-------- GIVEN DATA

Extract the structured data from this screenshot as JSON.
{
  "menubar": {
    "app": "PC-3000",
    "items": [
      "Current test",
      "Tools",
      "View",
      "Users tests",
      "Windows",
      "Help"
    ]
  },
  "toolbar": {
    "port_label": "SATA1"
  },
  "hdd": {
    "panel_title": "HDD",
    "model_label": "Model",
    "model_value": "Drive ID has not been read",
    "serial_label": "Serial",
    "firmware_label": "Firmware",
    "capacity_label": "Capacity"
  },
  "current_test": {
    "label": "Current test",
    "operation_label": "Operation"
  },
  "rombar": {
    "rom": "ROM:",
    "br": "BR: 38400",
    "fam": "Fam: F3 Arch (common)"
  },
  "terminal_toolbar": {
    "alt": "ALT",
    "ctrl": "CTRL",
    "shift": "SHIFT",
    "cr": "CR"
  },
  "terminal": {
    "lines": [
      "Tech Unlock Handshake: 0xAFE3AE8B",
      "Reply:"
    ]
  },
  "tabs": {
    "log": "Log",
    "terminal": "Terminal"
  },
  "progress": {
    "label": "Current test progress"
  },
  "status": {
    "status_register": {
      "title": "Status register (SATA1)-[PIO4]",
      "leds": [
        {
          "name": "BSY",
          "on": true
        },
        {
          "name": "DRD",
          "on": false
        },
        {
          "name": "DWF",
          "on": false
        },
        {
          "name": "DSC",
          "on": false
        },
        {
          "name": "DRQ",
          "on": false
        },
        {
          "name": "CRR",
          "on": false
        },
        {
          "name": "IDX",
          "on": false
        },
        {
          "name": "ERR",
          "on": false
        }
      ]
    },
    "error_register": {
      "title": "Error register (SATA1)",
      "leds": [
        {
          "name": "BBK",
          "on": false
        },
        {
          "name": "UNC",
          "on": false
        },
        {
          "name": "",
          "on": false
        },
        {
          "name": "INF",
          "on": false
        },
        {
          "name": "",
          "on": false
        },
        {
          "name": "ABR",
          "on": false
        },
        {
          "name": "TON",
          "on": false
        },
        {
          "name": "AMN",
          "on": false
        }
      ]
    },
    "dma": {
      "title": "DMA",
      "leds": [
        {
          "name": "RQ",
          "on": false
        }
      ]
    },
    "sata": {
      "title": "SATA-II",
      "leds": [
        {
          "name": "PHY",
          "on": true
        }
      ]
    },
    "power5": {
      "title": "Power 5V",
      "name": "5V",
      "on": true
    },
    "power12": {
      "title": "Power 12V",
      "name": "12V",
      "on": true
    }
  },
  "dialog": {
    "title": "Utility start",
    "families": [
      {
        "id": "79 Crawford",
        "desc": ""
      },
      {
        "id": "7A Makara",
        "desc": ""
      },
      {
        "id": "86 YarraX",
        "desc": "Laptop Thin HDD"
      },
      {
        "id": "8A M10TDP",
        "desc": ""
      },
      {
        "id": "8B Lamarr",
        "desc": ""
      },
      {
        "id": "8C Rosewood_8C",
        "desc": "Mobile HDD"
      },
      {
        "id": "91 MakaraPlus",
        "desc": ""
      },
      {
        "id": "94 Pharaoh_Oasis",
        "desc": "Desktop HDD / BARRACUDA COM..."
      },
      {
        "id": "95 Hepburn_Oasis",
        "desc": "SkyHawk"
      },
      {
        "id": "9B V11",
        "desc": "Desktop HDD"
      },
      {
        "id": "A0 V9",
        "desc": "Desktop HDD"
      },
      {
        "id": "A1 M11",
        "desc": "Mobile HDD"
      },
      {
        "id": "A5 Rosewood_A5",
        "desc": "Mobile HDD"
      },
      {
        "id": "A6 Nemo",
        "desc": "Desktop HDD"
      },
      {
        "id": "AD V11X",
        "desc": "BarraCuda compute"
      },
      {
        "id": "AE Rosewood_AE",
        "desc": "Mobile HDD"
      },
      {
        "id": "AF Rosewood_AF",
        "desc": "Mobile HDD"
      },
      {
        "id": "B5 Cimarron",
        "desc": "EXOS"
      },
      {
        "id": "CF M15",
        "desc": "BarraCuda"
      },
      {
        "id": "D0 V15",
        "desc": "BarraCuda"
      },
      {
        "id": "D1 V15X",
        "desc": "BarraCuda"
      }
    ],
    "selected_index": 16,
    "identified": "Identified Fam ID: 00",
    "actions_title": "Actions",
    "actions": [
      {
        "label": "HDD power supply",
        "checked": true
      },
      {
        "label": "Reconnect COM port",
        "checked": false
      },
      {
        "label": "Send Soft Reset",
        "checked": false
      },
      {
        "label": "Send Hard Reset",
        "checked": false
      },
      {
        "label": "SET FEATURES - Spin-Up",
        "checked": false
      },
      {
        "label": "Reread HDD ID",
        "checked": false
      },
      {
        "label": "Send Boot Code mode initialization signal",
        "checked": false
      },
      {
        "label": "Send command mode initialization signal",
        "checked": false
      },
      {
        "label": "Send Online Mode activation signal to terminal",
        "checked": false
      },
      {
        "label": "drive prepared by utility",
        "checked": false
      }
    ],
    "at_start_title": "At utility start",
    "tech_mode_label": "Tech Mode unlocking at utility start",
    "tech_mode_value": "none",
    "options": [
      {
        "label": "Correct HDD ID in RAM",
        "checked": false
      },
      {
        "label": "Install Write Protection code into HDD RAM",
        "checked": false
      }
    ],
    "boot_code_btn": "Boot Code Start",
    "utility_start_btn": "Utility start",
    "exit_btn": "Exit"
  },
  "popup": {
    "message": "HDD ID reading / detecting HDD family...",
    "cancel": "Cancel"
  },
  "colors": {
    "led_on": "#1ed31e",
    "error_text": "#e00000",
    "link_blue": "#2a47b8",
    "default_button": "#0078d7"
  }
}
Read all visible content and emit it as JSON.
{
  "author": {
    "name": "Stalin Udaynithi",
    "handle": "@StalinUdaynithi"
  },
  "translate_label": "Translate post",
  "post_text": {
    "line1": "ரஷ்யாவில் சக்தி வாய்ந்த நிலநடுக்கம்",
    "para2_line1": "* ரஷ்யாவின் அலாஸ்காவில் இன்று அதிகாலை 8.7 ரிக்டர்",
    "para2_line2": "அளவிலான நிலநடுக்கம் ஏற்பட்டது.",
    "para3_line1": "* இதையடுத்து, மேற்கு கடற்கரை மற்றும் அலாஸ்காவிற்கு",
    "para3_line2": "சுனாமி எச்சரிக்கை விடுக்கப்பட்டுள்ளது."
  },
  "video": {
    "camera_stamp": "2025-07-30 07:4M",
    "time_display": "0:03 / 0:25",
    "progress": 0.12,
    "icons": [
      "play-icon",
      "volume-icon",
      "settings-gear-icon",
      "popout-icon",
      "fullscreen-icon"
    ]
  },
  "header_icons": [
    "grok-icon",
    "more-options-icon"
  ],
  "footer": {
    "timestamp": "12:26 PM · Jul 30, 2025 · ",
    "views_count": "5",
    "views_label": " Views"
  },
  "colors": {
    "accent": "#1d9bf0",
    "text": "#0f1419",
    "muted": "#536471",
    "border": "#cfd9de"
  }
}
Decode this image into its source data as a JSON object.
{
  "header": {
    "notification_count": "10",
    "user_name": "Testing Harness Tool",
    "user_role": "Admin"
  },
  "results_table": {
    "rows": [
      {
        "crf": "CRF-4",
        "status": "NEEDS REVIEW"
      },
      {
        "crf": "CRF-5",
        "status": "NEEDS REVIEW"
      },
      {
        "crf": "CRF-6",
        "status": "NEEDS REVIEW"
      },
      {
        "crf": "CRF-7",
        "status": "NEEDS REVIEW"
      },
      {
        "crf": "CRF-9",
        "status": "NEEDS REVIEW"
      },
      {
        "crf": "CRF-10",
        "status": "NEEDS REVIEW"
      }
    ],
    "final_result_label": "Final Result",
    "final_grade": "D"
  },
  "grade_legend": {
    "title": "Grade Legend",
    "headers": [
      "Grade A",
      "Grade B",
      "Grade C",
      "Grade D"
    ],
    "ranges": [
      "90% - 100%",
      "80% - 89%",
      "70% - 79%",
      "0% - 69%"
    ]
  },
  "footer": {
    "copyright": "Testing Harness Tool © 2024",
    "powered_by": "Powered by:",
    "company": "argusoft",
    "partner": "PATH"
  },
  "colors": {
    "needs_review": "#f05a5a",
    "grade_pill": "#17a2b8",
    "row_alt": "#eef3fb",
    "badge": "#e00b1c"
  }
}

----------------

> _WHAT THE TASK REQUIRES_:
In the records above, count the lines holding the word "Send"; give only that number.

> _ANSWER AREA_:
5